[Update] One of the games mentioned in the article below, Lazarus, is now now running again.

Developer Spilt Milk Studios announced via twitter earlier today that their game Lazarus would shut down due to the ToS changes from Unity. However, a recent update by Spilt Milk has confirmed that Lazarus will remain live until “the servers are forced down or we’re told t turn them off.”

[Original Story] A massive change to the Terms of Service for developer engine Unity has shaken up the gaming world.

Unity’s new ToS included changes, which took place in early December of last year, included a rewriting to clause 2.4, “Steaming and Cloud Gaming Restrictions.” Specifically, the clause now bars external services who use cloud-based technology. Per the clause:

Without limiting the foregoing, you may not use a managed service running on cloud infrastructure (a “Managed Service”) or a specific integration of a binary add-on (for example, a plugin or SDK) or source code to be integrated in the Unity Software or Your Project Content incorporating the Unity Runtime (an “SDK Integration” to install or execute the Unity Runtime on the cloud remote server, unless such use of a Managed Service or SDK Integration has been specifically authorized by Unity.

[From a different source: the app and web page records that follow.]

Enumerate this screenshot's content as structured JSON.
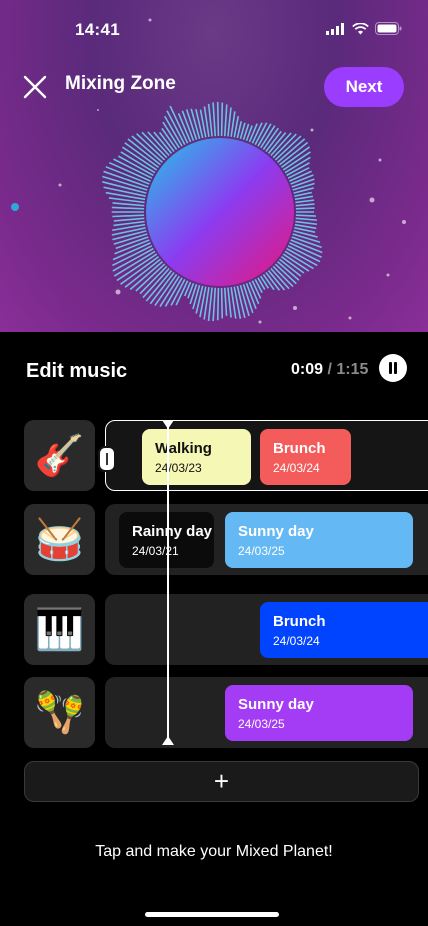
{
  "status": {
    "time": "14:41"
  },
  "header": {
    "title": "Mixing Zone",
    "next_label": "Next"
  },
  "editor": {
    "title": "Edit music",
    "current_time": "0:09",
    "separator": " / ",
    "total_time": "1:15"
  },
  "tracks": [
    {
      "instrument": "guitar",
      "icon": "🎸",
      "clips": [
        {
          "name": "Walking",
          "date": "24/03/23",
          "color": "#f5f7b5",
          "text_color": "#111111"
        },
        {
          "name": "Brunch",
          "date": "24/03/24",
          "color": "#f45c5c",
          "text_color": "#ffffff"
        }
      ]
    },
    {
      "instrument": "drum",
      "icon": "🥁",
      "clips": [
        {
          "name": "Rainny day",
          "date": "24/03/21",
          "color": "#0b0b0b",
          "text_color": "#ffffff"
        },
        {
          "name": "Sunny day",
          "date": "24/03/25",
          "color": "#64b9f5",
          "text_color": "#ffffff"
        }
      ]
    },
    {
      "instrument": "piano",
      "icon": "🎹",
      "clips": [
        {
          "name": "Brunch",
          "date": "24/03/24",
          "color": "#0044ff",
          "text_color": "#ffffff"
        }
      ]
    },
    {
      "instrument": "maracas",
      "icon": "🪇",
      "clips": [
        {
          "name": "Sunny day",
          "date": "24/03/25",
          "color": "#a43cf5",
          "text_color": "#ffffff"
        }
      ]
    }
  ],
  "add_label": "+",
  "hint": "Tap and make your Mixed Planet!",
  "colors": {
    "accent": "#9b3dff"
  }
}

In addition to this, third party proprietaries can’t be integrated with the Unity Software, without complete authorization by Unity itself.

The new ToS has affected several third party proprietors, such as British multinational tech company Improbable, creators of the SpatialOS cloud service multiplayer platform. Improbable officially announced on their blog today that, due to the changes in the ToS, and further confirmation by Unity, all games that have used SpatialOS are now under a breach of terms to operate or create Unity games using SpatialOS, including current games in development and production. Unity has also revoked Improbables ability to continue work with the engine as well, hindering their ability to support previously released games.

Improbable notes that this change occurred while Unity was in “open commercial negotiation with the company to find a way to do more together.” Improbable is looking to continue talks with Unity, but in the short-term hundreds of games both in development and released will be affected by the change.

“Overnight, this is an action by Unity that has immediately done harm to projects across the industry, including those of extremely vulnerable or small-scale developers and damaged major projects in development over many years,” stated the blog post. “Games that have been funded based on the promise of SpatialOS to deliver next-generation multiplayer are now endangered due to their choice of game engine. Live games are now in legal limbo.”

Improbable is taking steps to currently help developers, including setting up an emergency fund for partners and offering development support. They will also be open-sourcing under the MIT license the SpatialOS GDK to assist individual customers.

Word of the loss of SpatialOS spread quickly, with several online games immediately being affected the news. One of the more high profile titles affected by the ToS change was Scavengers, with their first trailer revealed last month at The Game Awards. Several games, such as Lazarus by Spilt Milk Studios, have already announced the closure of their servers due to the dispute, while unannounced projects, most notably an MMO project from Claus Grovdal, CEO of Sensiga Studios, noted on Twitter that they are “very concerned about this news, and hope it is some kind of mistake.”

Other studios have taken a more cautious tone, such as Bossa Studios, the developers of Worlds Adrift. “Bossa’s main priority is you, our players.” a spokesperson said through their official Twitter account. “Whatever is happening in the background outside of our control, our focus is ensuring players are looked after and your memorable experiences in the game are protected. Rest assured you will be the first ones to know if this situation causes any disruptions to your experience. For now, Worlds Adrift is operating as normal.”

The problems with the new ToS may also go beyond the SpatialOS system, as noted by Flying Oak Games developer Thomas Altenburger on Twitter, meaning hundreds of games are now in legal jeopardy for violating the new terms of service.

We have reached out to Unity for a comment, but they have yet to reply to our inquiries. We will update this story as it develops.

What are your thoughts on all of this? Leave your comments below. 


Robert Grosso

Staff Writer

A game playing, college teaching, erudite-minded scholar who happens to write some articles every so often. Have worked as a journalist, critic, educator and blogger for over five years now, with articles published (as user editorials) on Game Revolution and Giant Bomb as well as a contributor for the websites Angry Bananas and Blistered Thumbs. Now making TechRaptor my home.